> _WHAT THIS TASK INVOLVES_:
Restate the data below word for word, omitting pictures.
───── MATERIAL PROVIDED ─────
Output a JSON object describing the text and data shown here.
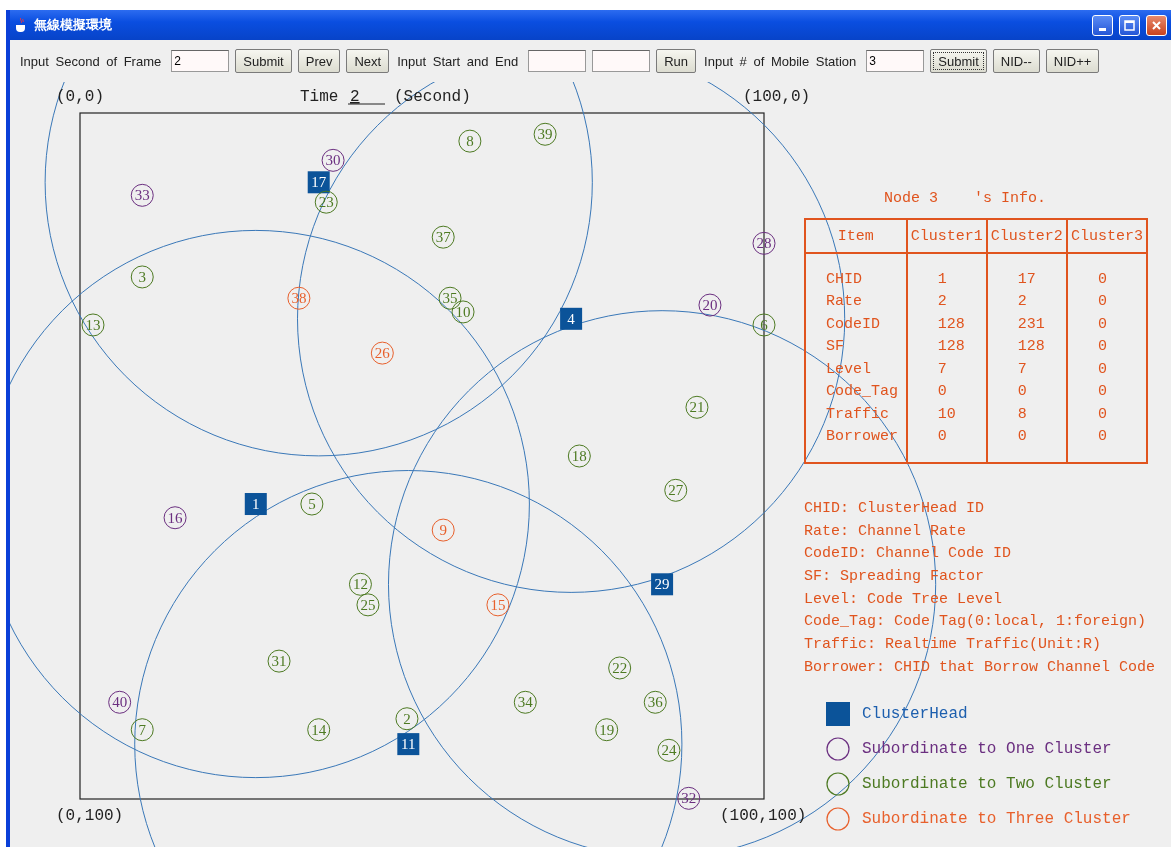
{
  "window": {
    "title": "無線模擬環境"
  },
  "toolbar": [
    {
      "kind": "label",
      "text": "Input Second of Frame"
    },
    {
      "kind": "field",
      "value": "2"
    },
    {
      "kind": "button",
      "label": "Submit",
      "focused": false
    },
    {
      "kind": "button",
      "label": "Prev",
      "focused": false
    },
    {
      "kind": "button",
      "label": "Next",
      "focused": false
    },
    {
      "kind": "label",
      "text": "Input Start and End"
    },
    {
      "kind": "field"
    },
    {
      "kind": "field"
    },
    {
      "kind": "button",
      "label": "Run",
      "focused": false
    },
    {
      "kind": "label",
      "text": "Input # of Mobile Station"
    },
    {
      "kind": "field",
      "value": "3"
    },
    {
      "kind": "button",
      "label": "Submit",
      "focused": true
    },
    {
      "kind": "button",
      "label": "NID--",
      "focused": false
    },
    {
      "kind": "button",
      "label": "NID++",
      "focused": false
    }
  ],
  "plot": {
    "time_label": "Time",
    "time_value": "2",
    "time_unit": "(Second)",
    "corners": [
      "(0,0)",
      "(100,0)",
      "(0,100)",
      "(100,100)"
    ],
    "nodes": [
      {
        "label": "8",
        "kind": "two"
      },
      {
        "label": "39",
        "kind": "two"
      },
      {
        "label": "30",
        "kind": "one"
      },
      {
        "label": "17",
        "kind": "head"
      },
      {
        "label": "33",
        "kind": "one"
      },
      {
        "label": "23",
        "kind": "two"
      },
      {
        "label": "37",
        "kind": "two"
      },
      {
        "label": "28",
        "kind": "one"
      },
      {
        "label": "3",
        "kind": "two"
      },
      {
        "label": "38",
        "kind": "three"
      },
      {
        "label": "35",
        "kind": "two"
      },
      {
        "label": "10",
        "kind": "two"
      },
      {
        "label": "20",
        "kind": "one"
      },
      {
        "label": "13",
        "kind": "two"
      },
      {
        "label": "4",
        "kind": "head"
      },
      {
        "label": "6",
        "kind": "two"
      },
      {
        "label": "26",
        "kind": "three"
      },
      {
        "label": "21",
        "kind": "two"
      },
      {
        "label": "18",
        "kind": "two"
      },
      {
        "label": "27",
        "kind": "two"
      },
      {
        "label": "16",
        "kind": "one"
      },
      {
        "label": "1",
        "kind": "head"
      },
      {
        "label": "5",
        "kind": "two"
      },
      {
        "label": "9",
        "kind": "three"
      },
      {
        "label": "29",
        "kind": "head"
      },
      {
        "label": "12",
        "kind": "two"
      },
      {
        "label": "25",
        "kind": "two"
      },
      {
        "label": "15",
        "kind": "three"
      },
      {
        "label": "31",
        "kind": "two"
      },
      {
        "label": "22",
        "kind": "two"
      },
      {
        "label": "40",
        "kind": "one"
      },
      {
        "label": "34",
        "kind": "two"
      },
      {
        "label": "36",
        "kind": "two"
      },
      {
        "label": "7",
        "kind": "two"
      },
      {
        "label": "14",
        "kind": "two"
      },
      {
        "label": "2",
        "kind": "two"
      },
      {
        "label": "19",
        "kind": "two"
      },
      {
        "label": "11",
        "kind": "head"
      },
      {
        "label": "24",
        "kind": "two"
      },
      {
        "label": "32",
        "kind": "one"
      }
    ]
  },
  "info": {
    "title": "Node 3    's Info.",
    "columns": [
      "Item",
      "Cluster1",
      "Cluster2",
      "Cluster3"
    ],
    "rows": [
      [
        "CHID",
        "1",
        "17",
        "0"
      ],
      [
        "Rate",
        "2",
        "2",
        "0"
      ],
      [
        "CodeID",
        "128",
        "231",
        "0"
      ],
      [
        "SF",
        "128",
        "128",
        "0"
      ],
      [
        "Level",
        "7",
        "7",
        "0"
      ],
      [
        "Code_Tag",
        "0",
        "0",
        "0"
      ],
      [
        "Traffic",
        "10",
        "8",
        "0"
      ],
      [
        "Borrower",
        "0",
        "0",
        "0"
      ]
    ],
    "definitions": [
      "CHID: ClusterHead ID",
      "Rate: Channel Rate",
      "CodeID: Channel Code ID",
      "SF: Spreading Factor",
      "Level: Code Tree Level",
      "Code_Tag: Code Tag(0:local, 1:foreign)",
      "Traffic: Realtime Traffic(Unit:R)",
      "Borrower: CHID that Borrow Channel Code"
    ],
    "legend": [
      {
        "kind": "head",
        "label": "ClusterHead"
      },
      {
        "kind": "one",
        "label": "Subordinate to One Cluster"
      },
      {
        "kind": "two",
        "label": "Subordinate to Two Cluster"
      },
      {
        "kind": "three",
        "label": "Subordinate to Three Cluster"
      }
    ]
  }
}
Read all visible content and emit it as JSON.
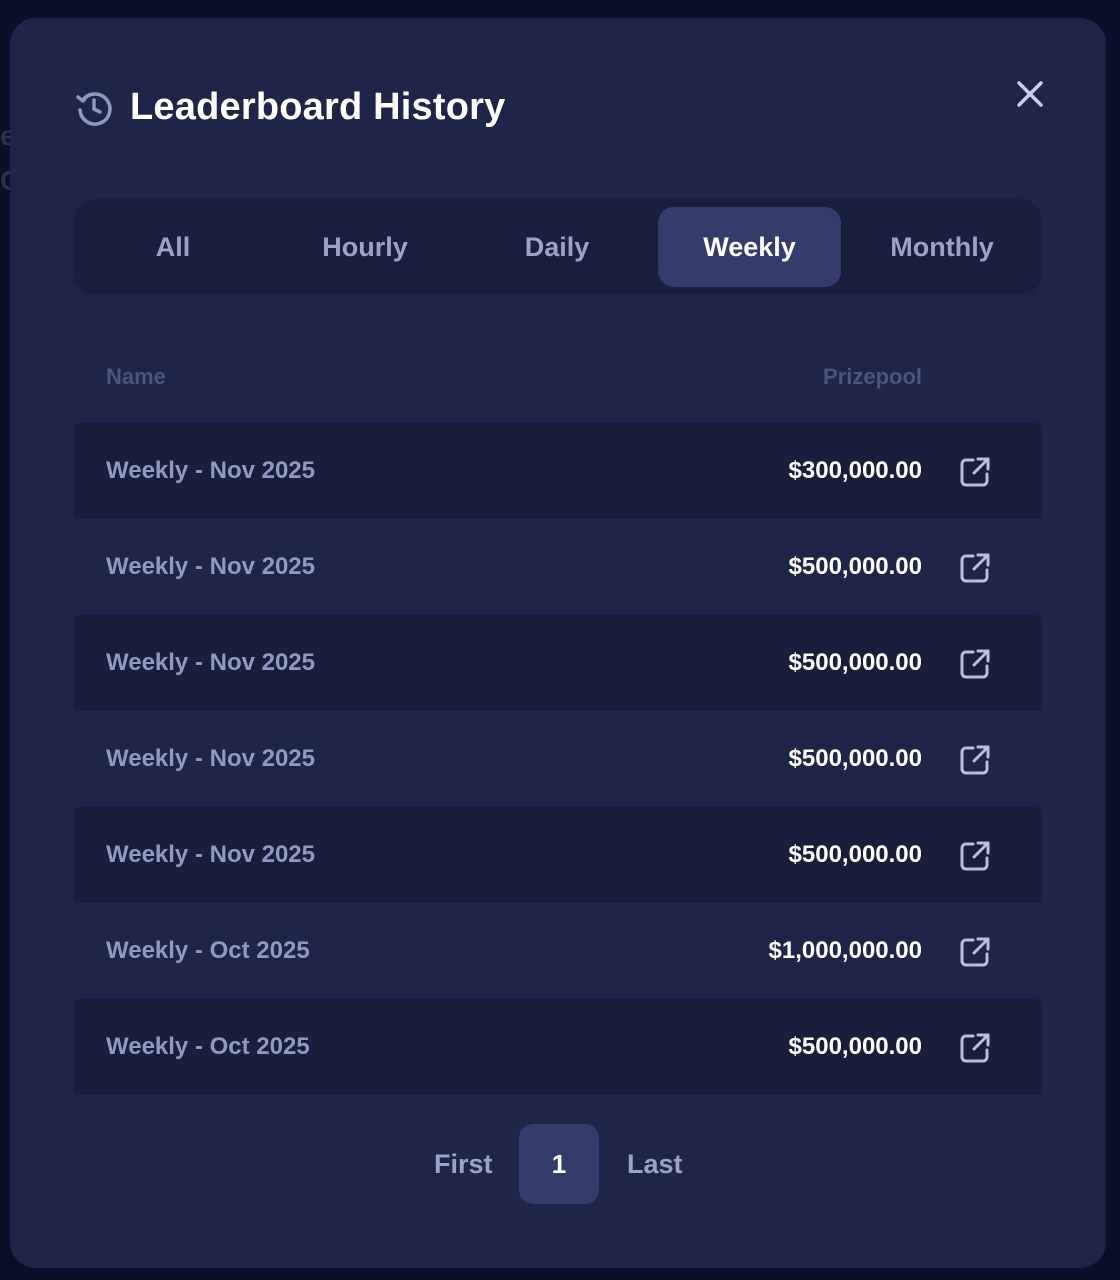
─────
> _TASK OUTPUT_:
Output a JSON object describing the text and data shown here.
{
  "window": {
    "title": "無線模擬環境"
  },
  "toolbar": [
    {
      "kind": "label",
      "text": "Input Second of Frame"
    },
    {
      "kind": "field",
      "value": "2"
    },
    {
      "kind": "button",
      "label": "Submit",
      "focused": false
    },
    {
      "kind": "button",
      "label": "Prev",
      "focused": false
    },
    {
      "kind": "button",
      "label": "Next",
      "focused": false
    },
    {
      "kind": "label",
      "text": "Input Start and End"
    },
    {
      "kind": "field"
    },
    {
      "kind": "field"
    },
    {
      "kind": "button",
      "label": "Run",
      "focused": false
    },
    {
      "kind": "label",
      "text": "Input # of Mobile Station"
    },
    {
      "kind": "field",
      "value": "3"
    },
    {
      "kind": "button",
      "label": "Submit",
      "focused": true
    },
    {
      "kind": "button",
      "label": "NID--",
      "focused": false
    },
    {
      "kind": "button",
      "label": "NID++",
      "focused": false
    }
  ],
  "plot": {
    "time_label": "Time",
    "time_value": "2",
    "time_unit": "(Second)",
    "corners": [
      "(0,0)",
      "(100,0)",
      "(0,100)",
      "(100,100)"
    ],
    "nodes": [
      {
        "label": "8",
        "kind": "two"
      },
      {
        "label": "39",
        "kind": "two"
      },
      {
        "label": "30",
        "kind": "one"
      },
      {
        "label": "17",
        "kind": "head"
      },
      {
        "label": "33",
        "kind": "one"
      },
      {
        "label": "23",
        "kind": "two"
      },
      {
        "label": "37",
        "kind": "two"
      },
      {
        "label": "28",
        "kind": "one"
      },
      {
        "label": "3",
        "kind": "two"
      },
      {
        "label": "38",
        "kind": "three"
      },
      {
        "label": "35",
        "kind": "two"
      },
      {
        "label": "10",
        "kind": "two"
      },
      {
        "label": "20",
        "kind": "one"
      },
      {
        "label": "13",
        "kind": "two"
      },
      {
        "label": "4",
        "kind": "head"
      },
      {
        "label": "6",
        "kind": "two"
      },
      {
        "label": "26",
        "kind": "three"
      },
      {
        "label": "21",
        "kind": "two"
      },
      {
        "label": "18",
        "kind": "two"
      },
      {
        "label": "27",
        "kind": "two"
      },
      {
        "label": "16",
        "kind": "one"
      },
      {
        "label": "1",
        "kind": "head"
      },
      {
        "label": "5",
        "kind": "two"
      },
      {
        "label": "9",
        "kind": "three"
      },
      {
        "label": "29",
        "kind": "head"
      },
      {
        "label": "12",
        "kind": "two"
      },
      {
        "label": "25",
        "kind": "two"
      },
      {
        "label": "15",
        "kind": "three"
      },
      {
        "label": "31",
        "kind": "two"
      },
      {
        "label": "22",
        "kind": "two"
      },
      {
        "label": "40",
        "kind": "one"
      },
      {
        "label": "34",
        "kind": "two"
      },
      {
        "label": "36",
        "kind": "two"
      },
      {
        "label": "7",
        "kind": "two"
      },
      {
        "label": "14",
        "kind": "two"
      },
      {
        "label": "2",
        "kind": "two"
      },
      {
        "label": "19",
        "kind": "two"
      },
      {
        "label": "11",
        "kind": "head"
      },
      {
        "label": "24",
        "kind": "two"
      },
      {
        "label": "32",
        "kind": "one"
      }
    ]
  },
  "info": {
    "title": "Node 3    's Info.",
    "columns": [
      "Item",
      "Cluster1",
      "Cluster2",
      "Cluster3"
    ],
    "rows": [
      [
        "CHID",
        "1",
        "17",
        "0"
      ],
      [
        "Rate",
        "2",
        "2",
        "0"
      ],
      [
        "CodeID",
        "128",
        "231",
        "0"
      ],
      [
        "SF",
        "128",
        "128",
        "0"
      ],
      [
        "Level",
        "7",
        "7",
        "0"
      ],
      [
        "Code_Tag",
        "0",
        "0",
        "0"
      ],
      [
        "Traffic",
        "10",
        "8",
        "0"
      ],
      [
        "Borrower",
        "0",
        "0",
        "0"
      ]
    ],
    "definitions": [
      "CHID: ClusterHead ID",
      "Rate: Channel Rate",
      "CodeID: Channel Code ID",
      "SF: Spreading Factor",
      "Level: Code Tree Level",
      "Code_Tag: Code Tag(0:local, 1:foreign)",
      "Traffic: Realtime Traffic(Unit:R)",
      "Borrower: CHID that Borrow Channel Code"
    ],
    "legend": [
      {
        "kind": "head",
        "label": "ClusterHead"
      },
      {
        "kind": "one",
        "label": "Subordinate to One Cluster"
      },
      {
        "kind": "two",
        "label": "Subordinate to Two Cluster"
      },
      {
        "kind": "three",
        "label": "Subordinate to Three Cluster"
      }
    ]
  }
}
Read all visible content and emit it as JSON.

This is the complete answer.